The Russian and East European Institute's certificate program gives students a broad understanding of the geographical area and its peoples while providing the opportunity to examine in depth the aspect of Russian and East European studies that most interests them. Students may focus on the study of Russia, another country or region of the former Soviet Union, or East Central or Southeastern Europe. This certificate program can be completed simultaneously with the REE MA in History.
At least 18 credits from area studies offerings, one each from at least 3 of the following 4 groups, with at least 9 credit hours outside the history department (for most students 9 of the 18 credits will be fulfilled through courses on East European or Russian history in the history department):

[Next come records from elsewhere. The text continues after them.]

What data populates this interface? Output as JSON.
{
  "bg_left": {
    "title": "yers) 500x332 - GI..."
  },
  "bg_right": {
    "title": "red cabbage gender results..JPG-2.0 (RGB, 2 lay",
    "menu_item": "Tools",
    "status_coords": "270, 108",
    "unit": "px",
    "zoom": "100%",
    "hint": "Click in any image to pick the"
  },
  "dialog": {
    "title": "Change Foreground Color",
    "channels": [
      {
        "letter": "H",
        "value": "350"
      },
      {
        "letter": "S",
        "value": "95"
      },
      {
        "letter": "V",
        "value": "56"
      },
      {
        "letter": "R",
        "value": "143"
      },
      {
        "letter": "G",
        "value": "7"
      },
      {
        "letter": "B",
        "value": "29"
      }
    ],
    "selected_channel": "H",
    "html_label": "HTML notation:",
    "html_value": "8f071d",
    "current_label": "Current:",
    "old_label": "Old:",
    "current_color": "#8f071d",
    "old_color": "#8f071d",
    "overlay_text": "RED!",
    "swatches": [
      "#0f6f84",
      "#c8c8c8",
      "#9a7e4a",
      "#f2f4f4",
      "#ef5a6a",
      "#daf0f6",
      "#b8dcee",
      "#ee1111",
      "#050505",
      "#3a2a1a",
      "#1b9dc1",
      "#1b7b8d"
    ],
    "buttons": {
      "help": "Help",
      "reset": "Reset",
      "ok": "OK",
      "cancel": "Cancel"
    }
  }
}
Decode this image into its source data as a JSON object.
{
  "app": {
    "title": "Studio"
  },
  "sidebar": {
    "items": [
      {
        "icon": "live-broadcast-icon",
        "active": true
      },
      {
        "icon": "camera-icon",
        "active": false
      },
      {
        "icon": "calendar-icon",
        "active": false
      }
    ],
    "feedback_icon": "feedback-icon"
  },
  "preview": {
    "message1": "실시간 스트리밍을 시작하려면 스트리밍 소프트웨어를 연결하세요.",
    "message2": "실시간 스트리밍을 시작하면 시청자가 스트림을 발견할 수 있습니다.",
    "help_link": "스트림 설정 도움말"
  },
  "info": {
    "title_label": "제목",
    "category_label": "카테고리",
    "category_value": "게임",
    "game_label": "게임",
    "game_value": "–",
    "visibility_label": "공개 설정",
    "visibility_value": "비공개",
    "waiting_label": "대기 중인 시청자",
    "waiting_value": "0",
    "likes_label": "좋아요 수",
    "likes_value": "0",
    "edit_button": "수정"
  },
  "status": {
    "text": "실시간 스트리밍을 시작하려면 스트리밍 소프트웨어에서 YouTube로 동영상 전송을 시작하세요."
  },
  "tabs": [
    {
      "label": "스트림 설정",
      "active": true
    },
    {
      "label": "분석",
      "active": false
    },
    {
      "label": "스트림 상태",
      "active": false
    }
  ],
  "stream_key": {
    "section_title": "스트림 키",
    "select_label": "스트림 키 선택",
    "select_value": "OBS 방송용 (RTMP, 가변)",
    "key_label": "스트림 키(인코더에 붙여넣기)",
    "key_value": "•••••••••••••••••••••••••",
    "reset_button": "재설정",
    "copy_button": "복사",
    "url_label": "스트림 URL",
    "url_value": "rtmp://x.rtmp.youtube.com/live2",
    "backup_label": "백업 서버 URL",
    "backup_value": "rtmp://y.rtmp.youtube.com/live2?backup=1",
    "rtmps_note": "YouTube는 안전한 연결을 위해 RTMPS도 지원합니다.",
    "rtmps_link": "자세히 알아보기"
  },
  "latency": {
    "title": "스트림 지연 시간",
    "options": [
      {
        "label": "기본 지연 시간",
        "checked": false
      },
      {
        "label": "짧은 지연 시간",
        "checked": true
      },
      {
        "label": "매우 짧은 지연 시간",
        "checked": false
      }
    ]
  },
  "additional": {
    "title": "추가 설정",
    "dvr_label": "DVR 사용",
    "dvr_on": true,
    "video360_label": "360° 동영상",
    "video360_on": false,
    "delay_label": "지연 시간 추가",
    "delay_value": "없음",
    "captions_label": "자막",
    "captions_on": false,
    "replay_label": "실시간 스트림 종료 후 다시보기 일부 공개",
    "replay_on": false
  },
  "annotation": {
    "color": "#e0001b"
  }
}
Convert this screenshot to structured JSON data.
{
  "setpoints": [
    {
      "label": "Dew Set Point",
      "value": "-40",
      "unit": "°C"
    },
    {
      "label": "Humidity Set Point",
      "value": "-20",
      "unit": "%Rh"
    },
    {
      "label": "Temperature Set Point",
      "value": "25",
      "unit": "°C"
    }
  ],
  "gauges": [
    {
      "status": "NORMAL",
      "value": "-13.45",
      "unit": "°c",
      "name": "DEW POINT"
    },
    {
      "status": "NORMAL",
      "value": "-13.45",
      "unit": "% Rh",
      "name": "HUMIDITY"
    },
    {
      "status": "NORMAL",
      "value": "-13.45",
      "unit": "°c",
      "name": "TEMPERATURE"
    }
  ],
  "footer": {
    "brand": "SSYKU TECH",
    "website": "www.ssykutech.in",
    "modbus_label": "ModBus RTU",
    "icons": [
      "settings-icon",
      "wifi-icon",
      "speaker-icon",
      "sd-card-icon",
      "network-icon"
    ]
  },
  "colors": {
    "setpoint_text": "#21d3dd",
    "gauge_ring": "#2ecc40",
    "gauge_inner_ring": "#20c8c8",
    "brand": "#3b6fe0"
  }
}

-Social Science (units covered: Political Science, Economics, Business, Law, Public Administration, , Criminal Law, Education, Sociology, Anthropology, History, CEUS, HPER, Jewish Studies; Library and Information Science, NELC; Geography, Folklore, WEST)

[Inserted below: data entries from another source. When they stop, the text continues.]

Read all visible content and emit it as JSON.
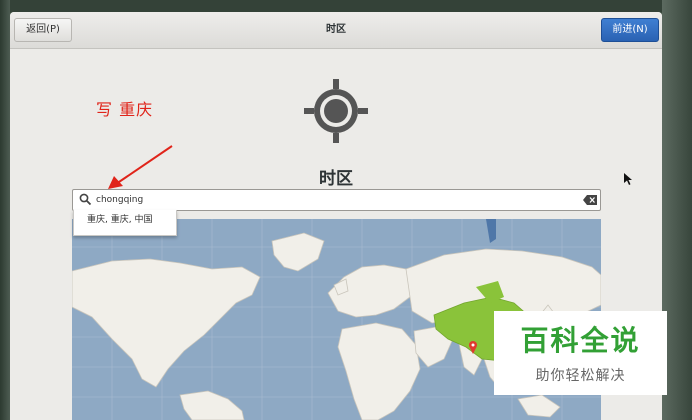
{
  "header": {
    "back_label": "返回(P)",
    "title": "时区",
    "next_label": "前进(N)"
  },
  "page_title": "时区",
  "annotation": {
    "text": "写  重庆"
  },
  "search": {
    "value": "chongqing"
  },
  "suggestion": {
    "text": "重庆, 重庆, 中国"
  },
  "watermark": {
    "main": "百科全说",
    "sub": "助你轻松解决"
  },
  "colors": {
    "accent": "#2a62b3",
    "annotation_red": "#e0241a",
    "selected_region": "#8ac33a",
    "ocean": "#8ea9c4",
    "land": "#f1efe9",
    "watermark_green": "#32a035"
  },
  "icons": [
    "timezone-icon",
    "search-icon",
    "clear-icon",
    "location-pin-icon",
    "cursor-icon"
  ]
}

-Historical/Geographical (units covered: History, Geography, Journalism, Music, Anthropology, Political Science, Art History, CEUS, Jewish Studies, NELC, WEST)

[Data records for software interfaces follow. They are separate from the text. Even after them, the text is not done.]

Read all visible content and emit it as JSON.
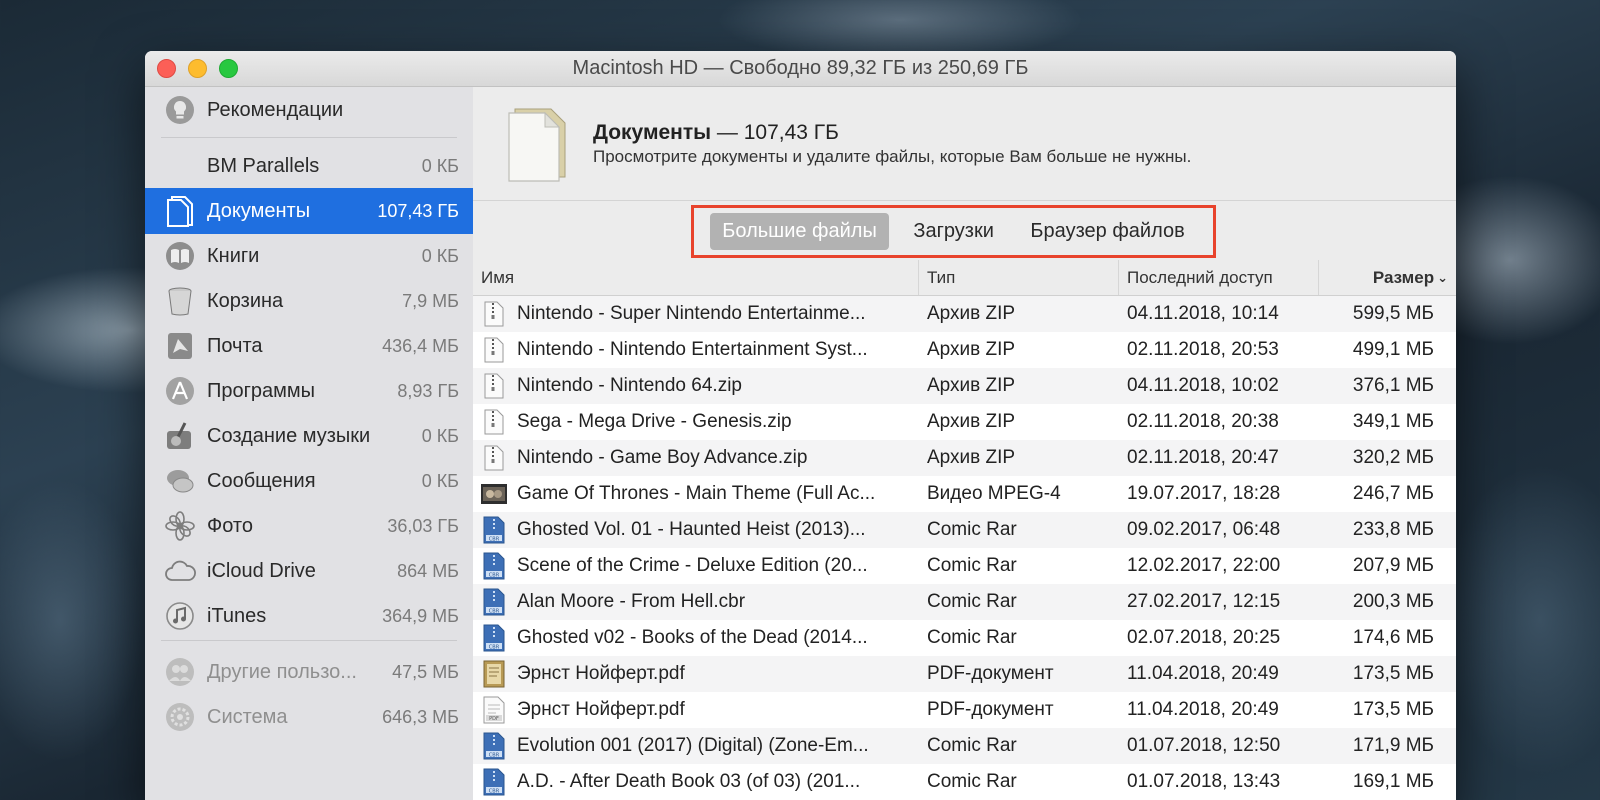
{
  "window": {
    "title": "Macintosh HD — Свободно 89,32 ГБ из 250,69 ГБ"
  },
  "sidebar": {
    "items": [
      {
        "label": "Рекомендации",
        "value": "",
        "icon": "lightbulb-icon"
      },
      {
        "label": "BM Parallels",
        "value": "0 КБ",
        "icon": ""
      },
      {
        "label": "Документы",
        "value": "107,43 ГБ",
        "icon": "document-icon",
        "active": true
      },
      {
        "label": "Книги",
        "value": "0 КБ",
        "icon": "book-icon"
      },
      {
        "label": "Корзина",
        "value": "7,9 МБ",
        "icon": "trash-icon"
      },
      {
        "label": "Почта",
        "value": "436,4 МБ",
        "icon": "mail-icon"
      },
      {
        "label": "Программы",
        "value": "8,93 ГБ",
        "icon": "apps-icon"
      },
      {
        "label": "Создание музыки",
        "value": "0 КБ",
        "icon": "guitar-icon"
      },
      {
        "label": "Сообщения",
        "value": "0 КБ",
        "icon": "messages-icon"
      },
      {
        "label": "Фото",
        "value": "36,03 ГБ",
        "icon": "photos-icon"
      },
      {
        "label": "iCloud Drive",
        "value": "864 МБ",
        "icon": "cloud-icon"
      },
      {
        "label": "iTunes",
        "value": "364,9 МБ",
        "icon": "music-icon"
      },
      {
        "label": "Другие пользо...",
        "value": "47,5 МБ",
        "icon": "users-icon"
      },
      {
        "label": "Система",
        "value": "646,3 МБ",
        "icon": "system-icon"
      }
    ]
  },
  "header": {
    "title": "Документы",
    "size": " — 107,43 ГБ",
    "subtitle": "Просмотрите документы и удалите файлы, которые Вам больше не нужны."
  },
  "segments": {
    "items": [
      "Большие файлы",
      "Загрузки",
      "Браузер файлов"
    ],
    "selected": "Большие файлы"
  },
  "table": {
    "columns": [
      "Имя",
      "Тип",
      "Последний доступ",
      "Размер"
    ],
    "rows": [
      {
        "name": "Nintendo - Super Nintendo Entertainme...",
        "type": "Архив ZIP",
        "date": "04.11.2018, 10:14",
        "size": "599,5 МБ",
        "icon": "zip"
      },
      {
        "name": "Nintendo - Nintendo Entertainment Syst...",
        "type": "Архив ZIP",
        "date": "02.11.2018, 20:53",
        "size": "499,1 МБ",
        "icon": "zip"
      },
      {
        "name": "Nintendo - Nintendo 64.zip",
        "type": "Архив ZIP",
        "date": "04.11.2018, 10:02",
        "size": "376,1 МБ",
        "icon": "zip"
      },
      {
        "name": "Sega - Mega Drive - Genesis.zip",
        "type": "Архив ZIP",
        "date": "02.11.2018, 20:38",
        "size": "349,1 МБ",
        "icon": "zip"
      },
      {
        "name": "Nintendo - Game Boy Advance.zip",
        "type": "Архив ZIP",
        "date": "02.11.2018, 20:47",
        "size": "320,2 МБ",
        "icon": "zip"
      },
      {
        "name": "Game Of Thrones - Main Theme (Full Ac...",
        "type": "Видео MPEG-4",
        "date": "19.07.2017, 18:28",
        "size": "246,7 МБ",
        "icon": "video"
      },
      {
        "name": "Ghosted Vol. 01 - Haunted Heist (2013)...",
        "type": "Comic Rar",
        "date": "09.02.2017, 06:48",
        "size": "233,8 МБ",
        "icon": "cbr"
      },
      {
        "name": "Scene of the Crime - Deluxe Edition (20...",
        "type": "Comic Rar",
        "date": "12.02.2017, 22:00",
        "size": "207,9 МБ",
        "icon": "cbr"
      },
      {
        "name": "Alan Moore - From Hell.cbr",
        "type": "Comic Rar",
        "date": "27.02.2017, 12:15",
        "size": "200,3 МБ",
        "icon": "cbr"
      },
      {
        "name": "Ghosted v02 - Books of the Dead (2014...",
        "type": "Comic Rar",
        "date": "02.07.2018, 20:25",
        "size": "174,6 МБ",
        "icon": "cbr"
      },
      {
        "name": "Эрнст Нойферт.pdf",
        "type": "PDF-документ",
        "date": "11.04.2018, 20:49",
        "size": "173,5 МБ",
        "icon": "book"
      },
      {
        "name": "Эрнст Нойферт.pdf",
        "type": "PDF-документ",
        "date": "11.04.2018, 20:49",
        "size": "173,5 МБ",
        "icon": "pdf"
      },
      {
        "name": "Evolution 001 (2017) (Digital) (Zone-Em...",
        "type": "Comic Rar",
        "date": "01.07.2018, 12:50",
        "size": "171,9 МБ",
        "icon": "cbr"
      },
      {
        "name": "A.D. - After Death Book 03 (of 03) (201...",
        "type": "Comic Rar",
        "date": "01.07.2018, 13:43",
        "size": "169,1 МБ",
        "icon": "cbr"
      }
    ]
  },
  "colors": {
    "accent": "#1f6fe0",
    "highlight_border": "#e8432c"
  }
}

-Socio-cultural (units covered: Sociology, Anthropology, History, Slavics, Comparative Literature, Music, Linguistics, Art History, Education, CEUS, Jewish Studies, Journalism, NELC, Communication and Culture, Folklore, WEST)
-Literature/language (units covered: Slavics, Comparative Literature, Linguistics, CEUS, Jewish Studies, NELC, Communication and Culture, Folklore, Second Language Studies, WEST)
The choice of courses should be made in consultation with the academic adviser in the Russian and East European Institute. Please visit REEI in Ballantine Hall, 565 or on the web at http://www.iub.edu/~reeiweb/index.shtml
One of the courses taken outside the history department needs to be colloquium/seminar (600-level or higher)
One bound copy of thesis written on a Russian or East European area topic; or a copy of a paper written for a colloquium/seminar